┏━━
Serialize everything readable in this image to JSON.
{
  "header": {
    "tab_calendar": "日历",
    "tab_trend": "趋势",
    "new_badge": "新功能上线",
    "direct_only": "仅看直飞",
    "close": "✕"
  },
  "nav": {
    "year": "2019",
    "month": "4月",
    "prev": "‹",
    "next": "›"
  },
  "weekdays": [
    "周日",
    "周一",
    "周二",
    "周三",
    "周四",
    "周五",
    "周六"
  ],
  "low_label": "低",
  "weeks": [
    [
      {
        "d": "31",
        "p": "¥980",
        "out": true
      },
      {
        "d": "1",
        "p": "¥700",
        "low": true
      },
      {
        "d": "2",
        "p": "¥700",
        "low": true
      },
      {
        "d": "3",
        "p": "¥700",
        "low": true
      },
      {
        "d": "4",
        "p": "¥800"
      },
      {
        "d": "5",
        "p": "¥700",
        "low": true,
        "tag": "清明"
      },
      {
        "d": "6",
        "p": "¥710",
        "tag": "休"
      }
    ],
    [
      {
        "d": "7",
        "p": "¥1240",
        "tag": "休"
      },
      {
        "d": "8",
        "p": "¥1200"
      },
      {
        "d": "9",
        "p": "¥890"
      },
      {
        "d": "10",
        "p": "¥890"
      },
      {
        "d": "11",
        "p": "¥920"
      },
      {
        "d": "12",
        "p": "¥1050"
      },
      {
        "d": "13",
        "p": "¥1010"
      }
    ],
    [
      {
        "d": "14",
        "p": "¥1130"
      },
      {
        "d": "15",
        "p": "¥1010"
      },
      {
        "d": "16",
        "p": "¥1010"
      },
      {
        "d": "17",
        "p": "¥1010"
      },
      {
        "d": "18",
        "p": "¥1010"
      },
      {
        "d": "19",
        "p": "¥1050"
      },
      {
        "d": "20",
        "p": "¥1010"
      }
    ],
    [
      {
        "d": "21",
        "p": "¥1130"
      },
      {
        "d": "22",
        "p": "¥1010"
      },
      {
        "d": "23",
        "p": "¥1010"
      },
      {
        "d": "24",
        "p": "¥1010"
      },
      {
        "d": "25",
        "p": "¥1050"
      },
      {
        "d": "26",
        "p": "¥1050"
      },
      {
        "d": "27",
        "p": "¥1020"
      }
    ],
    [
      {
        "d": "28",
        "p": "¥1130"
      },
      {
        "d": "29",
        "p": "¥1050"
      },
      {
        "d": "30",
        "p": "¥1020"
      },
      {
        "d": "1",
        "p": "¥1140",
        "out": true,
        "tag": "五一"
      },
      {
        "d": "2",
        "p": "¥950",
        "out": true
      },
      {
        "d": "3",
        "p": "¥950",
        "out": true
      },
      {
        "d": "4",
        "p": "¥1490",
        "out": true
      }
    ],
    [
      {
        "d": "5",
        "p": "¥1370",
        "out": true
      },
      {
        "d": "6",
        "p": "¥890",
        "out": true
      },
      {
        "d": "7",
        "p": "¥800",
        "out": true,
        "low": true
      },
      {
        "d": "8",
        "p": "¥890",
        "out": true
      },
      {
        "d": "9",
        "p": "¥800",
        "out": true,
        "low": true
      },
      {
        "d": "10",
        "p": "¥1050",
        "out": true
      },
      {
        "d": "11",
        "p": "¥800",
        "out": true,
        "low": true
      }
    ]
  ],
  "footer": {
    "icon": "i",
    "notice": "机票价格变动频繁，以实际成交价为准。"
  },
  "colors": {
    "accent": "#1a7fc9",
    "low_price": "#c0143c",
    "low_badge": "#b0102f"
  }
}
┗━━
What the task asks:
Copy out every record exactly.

Result:
Serialize everything readable in this image to JSON.
{
  "header": {
    "tab_calendar": "日历",
    "tab_trend": "趋势",
    "new_badge": "新功能上线",
    "direct_only": "仅看直飞",
    "close": "✕"
  },
  "nav": {
    "year": "2019",
    "month": "4月",
    "prev": "‹",
    "next": "›"
  },
  "weekdays": [
    "周日",
    "周一",
    "周二",
    "周三",
    "周四",
    "周五",
    "周六"
  ],
  "low_label": "低",
  "weeks": [
    [
      {
        "d": "31",
        "p": "¥980",
        "out": true
      },
      {
        "d": "1",
        "p": "¥700",
        "low": true
      },
      {
        "d": "2",
        "p": "¥700",
        "low": true
      },
      {
        "d": "3",
        "p": "¥700",
        "low": true
      },
      {
        "d": "4",
        "p": "¥800"
      },
      {
        "d": "5",
        "p": "¥700",
        "low": true,
        "tag": "清明"
      },
      {
        "d": "6",
        "p": "¥710",
        "tag": "休"
      }
    ],
    [
      {
        "d": "7",
        "p": "¥1240",
        "tag": "休"
      },
      {
        "d": "8",
        "p": "¥1200"
      },
      {
        "d": "9",
        "p": "¥890"
      },
      {
        "d": "10",
        "p": "¥890"
      },
      {
        "d": "11",
        "p": "¥920"
      },
      {
        "d": "12",
        "p": "¥1050"
      },
      {
        "d": "13",
        "p": "¥1010"
      }
    ],
    [
      {
        "d": "14",
        "p": "¥1130"
      },
      {
        "d": "15",
        "p": "¥1010"
      },
      {
        "d": "16",
        "p": "¥1010"
      },
      {
        "d": "17",
        "p": "¥1010"
      },
      {
        "d": "18",
        "p": "¥1010"
      },
      {
        "d": "19",
        "p": "¥1050"
      },
      {
        "d": "20",
        "p": "¥1010"
      }
    ],
    [
      {
        "d": "21",
        "p": "¥1130"
      },
      {
        "d": "22",
        "p": "¥1010"
      },
      {
        "d": "23",
        "p": "¥1010"
      },
      {
        "d": "24",
        "p": "¥1010"
      },
      {
        "d": "25",
        "p": "¥1050"
      },
      {
        "d": "26",
        "p": "¥1050"
      },
      {
        "d": "27",
        "p": "¥1020"
      }
    ],
    [
      {
        "d": "28",
        "p": "¥1130"
      },
      {
        "d": "29",
        "p": "¥1050"
      },
      {
        "d": "30",
        "p": "¥1020"
      },
      {
        "d": "1",
        "p": "¥1140",
        "out": true,
        "tag": "五一"
      },
      {
        "d": "2",
        "p": "¥950",
        "out": true
      },
      {
        "d": "3",
        "p": "¥950",
        "out": true
      },
      {
        "d": "4",
        "p": "¥1490",
        "out": true
      }
    ],
    [
      {
        "d": "5",
        "p": "¥1370",
        "out": true
      },
      {
        "d": "6",
        "p": "¥890",
        "out": true
      },
      {
        "d": "7",
        "p": "¥800",
        "out": true,
        "low": true
      },
      {
        "d": "8",
        "p": "¥890",
        "out": true
      },
      {
        "d": "9",
        "p": "¥800",
        "out": true,
        "low": true
      },
      {
        "d": "10",
        "p": "¥1050",
        "out": true
      },
      {
        "d": "11",
        "p": "¥800",
        "out": true,
        "low": true
      }
    ]
  ],
  "footer": {
    "icon": "i",
    "notice": "机票价格变动频繁，以实际成交价为准。"
  },
  "colors": {
    "accent": "#1a7fc9",
    "low_price": "#c0143c",
    "low_badge": "#b0102f"
  }
}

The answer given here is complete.